Here is a summary of a recent CNBC interview that was reviewed by Seeking Alpha:
In addition to US homebuilders and gold, we continue to like the way copper is trading. On the monthly chart, it is making new, all-time highs. Here are some of our past articles and charts:
Our most recent interpretation of the weekly chart for copper a month ago, in September, was overly cautious. We saw that copper had risen strongly, without consolidating its gains, and was ready for a “rest.” However, this turned out not to be the case as copper made an abrupt turn-around and is heading higher into a new price range.
Here is an updated weekly copper chart showing a previous “head fake” on the chart and a subsequent rise:
Summary and Wrap-Up
A declining $USD does not mean a declining investment opportunity.
There is a strong case to be made for homebuilders, gold, copper, and the commodity sector in general. For example, copper is making new all-time highs on its monthly chart.
This is exciting and should help expose copper stocks to a wider range of investors.
Gold and gold stocks have weekly charts that still show a bias to the downside. We see good trading opportunities once MACD is in a more favorable position on the weekly chart. In the meantime, some of our past picks continue to improve their balance sheets after eliminating their debt.
The long-term monthly chart for the $USD seems to show an “interruption” due to COVID. The pandemic may have created a short-term “flight to safety,” which slowed the fall of the $USD for the past few years. As the global economy starts to re-establish itself, the monthly chart for the $USD appears ready to resume its decline toward the zero line.
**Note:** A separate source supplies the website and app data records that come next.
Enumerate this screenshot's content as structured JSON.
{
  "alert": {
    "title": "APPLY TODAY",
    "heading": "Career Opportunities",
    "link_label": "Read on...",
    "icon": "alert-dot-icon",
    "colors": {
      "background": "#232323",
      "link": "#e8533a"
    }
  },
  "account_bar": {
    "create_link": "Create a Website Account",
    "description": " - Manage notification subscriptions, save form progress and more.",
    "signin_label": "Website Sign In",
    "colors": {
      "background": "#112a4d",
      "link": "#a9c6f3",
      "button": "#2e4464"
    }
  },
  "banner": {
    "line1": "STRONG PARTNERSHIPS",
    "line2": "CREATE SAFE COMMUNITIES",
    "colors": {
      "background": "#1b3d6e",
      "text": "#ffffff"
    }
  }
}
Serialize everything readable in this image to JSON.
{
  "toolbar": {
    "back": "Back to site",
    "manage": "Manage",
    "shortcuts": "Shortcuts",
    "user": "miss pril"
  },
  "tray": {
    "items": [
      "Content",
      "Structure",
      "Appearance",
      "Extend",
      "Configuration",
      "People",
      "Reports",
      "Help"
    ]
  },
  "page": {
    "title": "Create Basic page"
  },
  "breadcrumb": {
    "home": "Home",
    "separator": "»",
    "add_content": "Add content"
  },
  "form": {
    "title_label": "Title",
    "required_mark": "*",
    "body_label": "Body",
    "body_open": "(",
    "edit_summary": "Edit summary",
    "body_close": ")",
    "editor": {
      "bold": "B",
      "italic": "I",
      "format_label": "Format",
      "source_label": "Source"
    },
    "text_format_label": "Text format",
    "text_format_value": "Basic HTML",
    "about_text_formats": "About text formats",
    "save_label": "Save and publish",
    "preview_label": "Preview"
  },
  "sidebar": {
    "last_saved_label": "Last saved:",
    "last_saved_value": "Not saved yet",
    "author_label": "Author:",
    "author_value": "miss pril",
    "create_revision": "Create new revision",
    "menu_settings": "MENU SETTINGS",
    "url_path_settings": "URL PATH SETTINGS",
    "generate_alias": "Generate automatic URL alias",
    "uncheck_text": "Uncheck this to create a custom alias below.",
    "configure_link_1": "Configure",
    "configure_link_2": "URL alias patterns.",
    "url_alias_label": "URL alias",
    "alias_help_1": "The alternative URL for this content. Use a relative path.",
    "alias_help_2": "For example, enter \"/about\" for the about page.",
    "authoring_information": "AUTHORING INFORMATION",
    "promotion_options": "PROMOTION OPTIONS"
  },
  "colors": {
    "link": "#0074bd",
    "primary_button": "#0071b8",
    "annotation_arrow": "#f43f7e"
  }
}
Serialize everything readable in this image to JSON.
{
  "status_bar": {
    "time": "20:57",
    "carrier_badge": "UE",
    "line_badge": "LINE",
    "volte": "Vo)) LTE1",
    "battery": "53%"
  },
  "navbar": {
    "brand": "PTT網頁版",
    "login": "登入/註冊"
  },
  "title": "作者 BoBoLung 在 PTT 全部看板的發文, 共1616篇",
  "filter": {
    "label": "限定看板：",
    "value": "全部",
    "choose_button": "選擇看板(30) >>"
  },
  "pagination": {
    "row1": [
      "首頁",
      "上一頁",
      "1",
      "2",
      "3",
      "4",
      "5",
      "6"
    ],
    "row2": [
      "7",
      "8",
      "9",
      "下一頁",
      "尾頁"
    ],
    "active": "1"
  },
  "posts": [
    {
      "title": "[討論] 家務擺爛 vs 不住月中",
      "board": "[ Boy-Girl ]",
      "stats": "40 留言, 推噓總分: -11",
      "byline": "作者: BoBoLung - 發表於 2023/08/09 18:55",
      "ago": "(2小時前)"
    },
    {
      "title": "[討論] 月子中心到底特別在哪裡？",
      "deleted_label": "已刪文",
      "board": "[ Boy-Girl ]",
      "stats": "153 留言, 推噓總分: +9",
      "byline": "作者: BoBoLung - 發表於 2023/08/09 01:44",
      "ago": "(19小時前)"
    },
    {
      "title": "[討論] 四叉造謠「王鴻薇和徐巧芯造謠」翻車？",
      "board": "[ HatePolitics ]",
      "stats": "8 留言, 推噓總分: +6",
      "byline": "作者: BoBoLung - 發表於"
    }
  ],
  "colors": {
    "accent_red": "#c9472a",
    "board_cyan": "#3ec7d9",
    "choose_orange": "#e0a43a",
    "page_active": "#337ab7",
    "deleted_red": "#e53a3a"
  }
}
MACD now has a steeper decline for 2021 after remaining mostly flat for 2018 – 2020.
It follows that a declining $USD will help $GOLD breakthrough what some market followers have referred to as a “wall of resistance” at the $1800 level.
– John Top, the technical trader
Disclosure: We own gold, copper, and other resource stocks.